When doing EDA (as in Exploratory Data Analysis), being sloppy about my one DB connection is OK for me (yet hoping backend devs are very different when writing production code). That sloppiness lets me create shortcuts like

df <- dbFetch(dbSendQuery(con, 'explain eav_attribute'))

along with the View(resdetail) (or clicking resdetail in the Environment tab of RStudio) gets me details on the eav_attributes table of Magento.

What makes one-liners so efficient is recall: you can try variations - and also get a previous query back from the History tab of RStudio really quickly.

Along with limit (at least in MariaDB), there is paging - like:

df <- dbFetch(dbSendQuery(con, 'select * from eav_attribute limit 5,10'))

which skips five rows and returns the 10 after that.

There are warnings about the previous query being cancelled - but again: we’re in EDA.

Multi-tab / updating result sets

What’s nice about RStudio is that each View(dataframe) opens a new data tab with contents - and that tab auto-updates each time the data frame updates. So running several queries in reacall and viewing results instantly is super-simple.

Getting info about the DB

The above

df <- dbFetch(dbSendQuery(con, 'explain eav_attribute'))

retrieves the metadata on eav_attribute (could be any other table) while

df <- dbFetch(dbSendQuery(con, 'show tables'))

returns a list of all tables.

To wrap things up…
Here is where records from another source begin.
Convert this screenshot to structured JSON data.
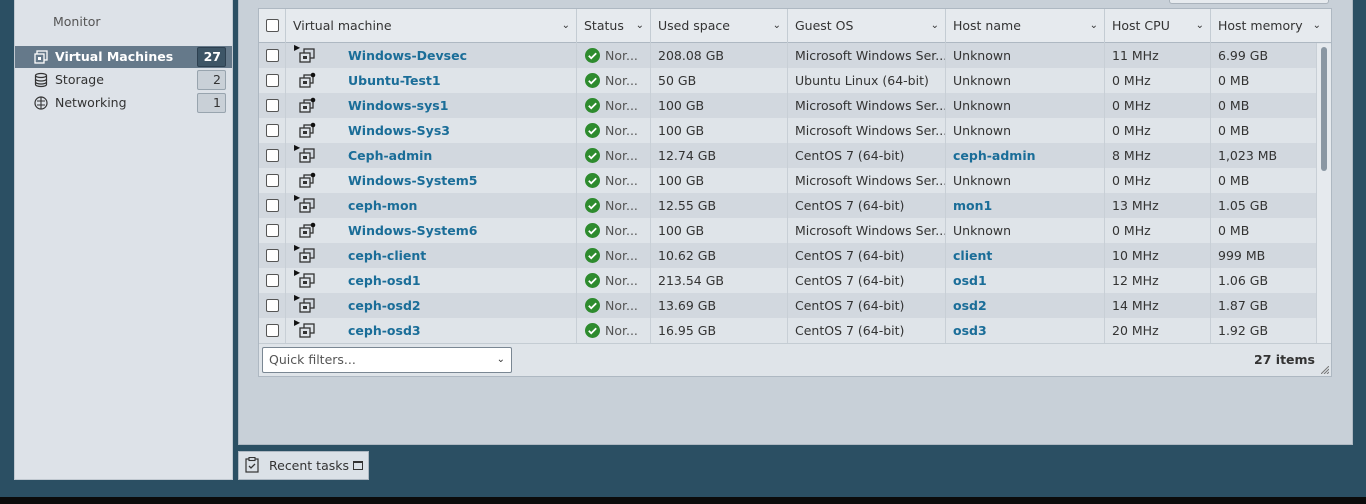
{
  "sidebar": {
    "monitor_label": "Monitor",
    "items": [
      {
        "label": "Virtual Machines",
        "count": "27",
        "icon": "vm-icon",
        "active": true
      },
      {
        "label": "Storage",
        "count": "2",
        "icon": "storage-icon",
        "active": false
      },
      {
        "label": "Networking",
        "count": "1",
        "icon": "network-icon",
        "active": false
      }
    ]
  },
  "grid": {
    "columns": {
      "vm": "Virtual machine",
      "status": "Status",
      "used": "Used space",
      "os": "Guest OS",
      "host": "Host name",
      "cpu": "Host CPU",
      "mem": "Host memory"
    },
    "rows": [
      {
        "name": "Windows-Devsec",
        "status": "Nor...",
        "used": "208.08 GB",
        "os": "Microsoft Windows Ser...",
        "host": "Unknown",
        "cpu": "11 MHz",
        "mem": "6.99 GB"
      },
      {
        "name": "Ubuntu-Test1",
        "status": "Nor...",
        "used": "50 GB",
        "os": "Ubuntu Linux (64-bit)",
        "host": "Unknown",
        "cpu": "0 MHz",
        "mem": "0 MB"
      },
      {
        "name": "Windows-sys1",
        "status": "Nor...",
        "used": "100 GB",
        "os": "Microsoft Windows Ser...",
        "host": "Unknown",
        "cpu": "0 MHz",
        "mem": "0 MB"
      },
      {
        "name": "Windows-Sys3",
        "status": "Nor...",
        "used": "100 GB",
        "os": "Microsoft Windows Ser...",
        "host": "Unknown",
        "cpu": "0 MHz",
        "mem": "0 MB"
      },
      {
        "name": "Ceph-admin",
        "status": "Nor...",
        "used": "12.74 GB",
        "os": "CentOS 7 (64-bit)",
        "host": "ceph-admin",
        "cpu": "8 MHz",
        "mem": "1,023 MB"
      },
      {
        "name": "Windows-System5",
        "status": "Nor...",
        "used": "100 GB",
        "os": "Microsoft Windows Ser...",
        "host": "Unknown",
        "cpu": "0 MHz",
        "mem": "0 MB"
      },
      {
        "name": "ceph-mon",
        "status": "Nor...",
        "used": "12.55 GB",
        "os": "CentOS 7 (64-bit)",
        "host": "mon1",
        "cpu": "13 MHz",
        "mem": "1.05 GB"
      },
      {
        "name": "Windows-System6",
        "status": "Nor...",
        "used": "100 GB",
        "os": "Microsoft Windows Ser...",
        "host": "Unknown",
        "cpu": "0 MHz",
        "mem": "0 MB"
      },
      {
        "name": "ceph-client",
        "status": "Nor...",
        "used": "10.62 GB",
        "os": "CentOS 7 (64-bit)",
        "host": "client",
        "cpu": "10 MHz",
        "mem": "999 MB"
      },
      {
        "name": "ceph-osd1",
        "status": "Nor...",
        "used": "213.54 GB",
        "os": "CentOS 7 (64-bit)",
        "host": "osd1",
        "cpu": "12 MHz",
        "mem": "1.06 GB"
      },
      {
        "name": "ceph-osd2",
        "status": "Nor...",
        "used": "13.69 GB",
        "os": "CentOS 7 (64-bit)",
        "host": "osd2",
        "cpu": "14 MHz",
        "mem": "1.87 GB"
      },
      {
        "name": "ceph-osd3",
        "status": "Nor...",
        "used": "16.95 GB",
        "os": "CentOS 7 (64-bit)",
        "host": "osd3",
        "cpu": "20 MHz",
        "mem": "1.92 GB"
      }
    ],
    "quick_filters_placeholder": "Quick filters...",
    "items_count": "27 items"
  },
  "recent_tasks_label": "Recent tasks",
  "colors": {
    "accent": "#1a6d98",
    "ok": "#2e8b2e",
    "sidebar_active": "#65798a"
  }
}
… I didn’t know amazing R(Studio) can be used as SQL client (for routine queries, for EDA, for anything really) - but now I do - and I love it! As ever, hope you find it useful & let me know what you think!